## TASK
What you return must match the listing below exactly.

## RECORDED INFORMATION
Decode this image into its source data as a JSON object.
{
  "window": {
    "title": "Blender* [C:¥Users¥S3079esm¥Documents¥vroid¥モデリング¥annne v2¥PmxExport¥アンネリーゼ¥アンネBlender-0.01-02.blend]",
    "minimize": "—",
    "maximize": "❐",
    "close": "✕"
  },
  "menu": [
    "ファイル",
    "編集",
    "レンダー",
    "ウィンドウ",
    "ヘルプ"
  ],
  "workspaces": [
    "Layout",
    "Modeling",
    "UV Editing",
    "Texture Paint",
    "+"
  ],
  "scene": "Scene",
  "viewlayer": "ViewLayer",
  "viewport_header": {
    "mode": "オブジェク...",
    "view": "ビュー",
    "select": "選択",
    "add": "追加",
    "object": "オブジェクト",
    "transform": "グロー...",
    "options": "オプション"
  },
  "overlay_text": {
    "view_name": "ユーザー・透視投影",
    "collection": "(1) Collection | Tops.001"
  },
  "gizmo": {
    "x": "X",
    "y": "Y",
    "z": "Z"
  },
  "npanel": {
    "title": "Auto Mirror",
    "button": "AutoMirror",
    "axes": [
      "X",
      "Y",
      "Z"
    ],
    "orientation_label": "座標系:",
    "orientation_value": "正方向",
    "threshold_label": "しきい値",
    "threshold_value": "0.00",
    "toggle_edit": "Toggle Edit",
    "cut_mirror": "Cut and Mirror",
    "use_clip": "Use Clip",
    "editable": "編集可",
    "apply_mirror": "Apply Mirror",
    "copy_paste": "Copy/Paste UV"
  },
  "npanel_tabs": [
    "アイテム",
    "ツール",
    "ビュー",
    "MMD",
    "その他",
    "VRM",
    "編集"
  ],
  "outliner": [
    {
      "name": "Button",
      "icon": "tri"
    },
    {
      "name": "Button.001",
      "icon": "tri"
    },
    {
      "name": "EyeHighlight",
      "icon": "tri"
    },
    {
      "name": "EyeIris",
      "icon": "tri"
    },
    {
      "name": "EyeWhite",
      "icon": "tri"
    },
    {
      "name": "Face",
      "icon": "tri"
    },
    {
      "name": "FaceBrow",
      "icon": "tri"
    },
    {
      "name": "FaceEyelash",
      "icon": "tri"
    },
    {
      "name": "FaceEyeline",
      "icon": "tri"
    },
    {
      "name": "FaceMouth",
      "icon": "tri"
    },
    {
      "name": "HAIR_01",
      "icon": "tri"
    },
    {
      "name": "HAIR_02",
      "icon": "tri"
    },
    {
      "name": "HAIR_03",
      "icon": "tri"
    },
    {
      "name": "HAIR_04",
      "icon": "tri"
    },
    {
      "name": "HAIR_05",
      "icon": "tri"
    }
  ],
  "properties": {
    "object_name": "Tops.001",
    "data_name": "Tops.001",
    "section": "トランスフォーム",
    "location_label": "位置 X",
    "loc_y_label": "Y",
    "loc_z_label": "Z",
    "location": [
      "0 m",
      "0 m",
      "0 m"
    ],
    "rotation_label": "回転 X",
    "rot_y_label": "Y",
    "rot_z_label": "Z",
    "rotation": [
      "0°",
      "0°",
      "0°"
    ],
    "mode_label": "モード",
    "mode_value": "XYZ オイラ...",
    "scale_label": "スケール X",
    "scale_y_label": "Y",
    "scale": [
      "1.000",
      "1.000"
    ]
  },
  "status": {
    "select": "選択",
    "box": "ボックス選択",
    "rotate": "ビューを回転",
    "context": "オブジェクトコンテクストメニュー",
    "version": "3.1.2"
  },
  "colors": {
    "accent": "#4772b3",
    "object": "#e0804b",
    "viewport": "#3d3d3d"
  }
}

## ANSWER
Decode this image into its source data as a JSON object.
{
  "window": {
    "title": "Blender* [C:¥Users¥S3079esm¥Documents¥vroid¥モデリング¥annne v2¥PmxExport¥アンネリーゼ¥アンネBlender-0.01-02.blend]",
    "minimize": "—",
    "maximize": "❐",
    "close": "✕"
  },
  "menu": [
    "ファイル",
    "編集",
    "レンダー",
    "ウィンドウ",
    "ヘルプ"
  ],
  "workspaces": [
    "Layout",
    "Modeling",
    "UV Editing",
    "Texture Paint",
    "+"
  ],
  "scene": "Scene",
  "viewlayer": "ViewLayer",
  "viewport_header": {
    "mode": "オブジェク...",
    "view": "ビュー",
    "select": "選択",
    "add": "追加",
    "object": "オブジェクト",
    "transform": "グロー...",
    "options": "オプション"
  },
  "overlay_text": {
    "view_name": "ユーザー・透視投影",
    "collection": "(1) Collection | Tops.001"
  },
  "gizmo": {
    "x": "X",
    "y": "Y",
    "z": "Z"
  },
  "npanel": {
    "title": "Auto Mirror",
    "button": "AutoMirror",
    "axes": [
      "X",
      "Y",
      "Z"
    ],
    "orientation_label": "座標系:",
    "orientation_value": "正方向",
    "threshold_label": "しきい値",
    "threshold_value": "0.00",
    "toggle_edit": "Toggle Edit",
    "cut_mirror": "Cut and Mirror",
    "use_clip": "Use Clip",
    "editable": "編集可",
    "apply_mirror": "Apply Mirror",
    "copy_paste": "Copy/Paste UV"
  },
  "npanel_tabs": [
    "アイテム",
    "ツール",
    "ビュー",
    "MMD",
    "その他",
    "VRM",
    "編集"
  ],
  "outliner": [
    {
      "name": "Button",
      "icon": "tri"
    },
    {
      "name": "Button.001",
      "icon": "tri"
    },
    {
      "name": "EyeHighlight",
      "icon": "tri"
    },
    {
      "name": "EyeIris",
      "icon": "tri"
    },
    {
      "name": "EyeWhite",
      "icon": "tri"
    },
    {
      "name": "Face",
      "icon": "tri"
    },
    {
      "name": "FaceBrow",
      "icon": "tri"
    },
    {
      "name": "FaceEyelash",
      "icon": "tri"
    },
    {
      "name": "FaceEyeline",
      "icon": "tri"
    },
    {
      "name": "FaceMouth",
      "icon": "tri"
    },
    {
      "name": "HAIR_01",
      "icon": "tri"
    },
    {
      "name": "HAIR_02",
      "icon": "tri"
    },
    {
      "name": "HAIR_03",
      "icon": "tri"
    },
    {
      "name": "HAIR_04",
      "icon": "tri"
    },
    {
      "name": "HAIR_05",
      "icon": "tri"
    }
  ],
  "properties": {
    "object_name": "Tops.001",
    "data_name": "Tops.001",
    "section": "トランスフォーム",
    "location_label": "位置 X",
    "loc_y_label": "Y",
    "loc_z_label": "Z",
    "location": [
      "0 m",
      "0 m",
      "0 m"
    ],
    "rotation_label": "回転 X",
    "rot_y_label": "Y",
    "rot_z_label": "Z",
    "rotation": [
      "0°",
      "0°",
      "0°"
    ],
    "mode_label": "モード",
    "mode_value": "XYZ オイラ...",
    "scale_label": "スケール X",
    "scale_y_label": "Y",
    "scale": [
      "1.000",
      "1.000"
    ]
  },
  "status": {
    "select": "選択",
    "box": "ボックス選択",
    "rotate": "ビューを回転",
    "context": "オブジェクトコンテクストメニュー",
    "version": "3.1.2"
  },
  "colors": {
    "accent": "#4772b3",
    "object": "#e0804b",
    "viewport": "#3d3d3d"
  }
}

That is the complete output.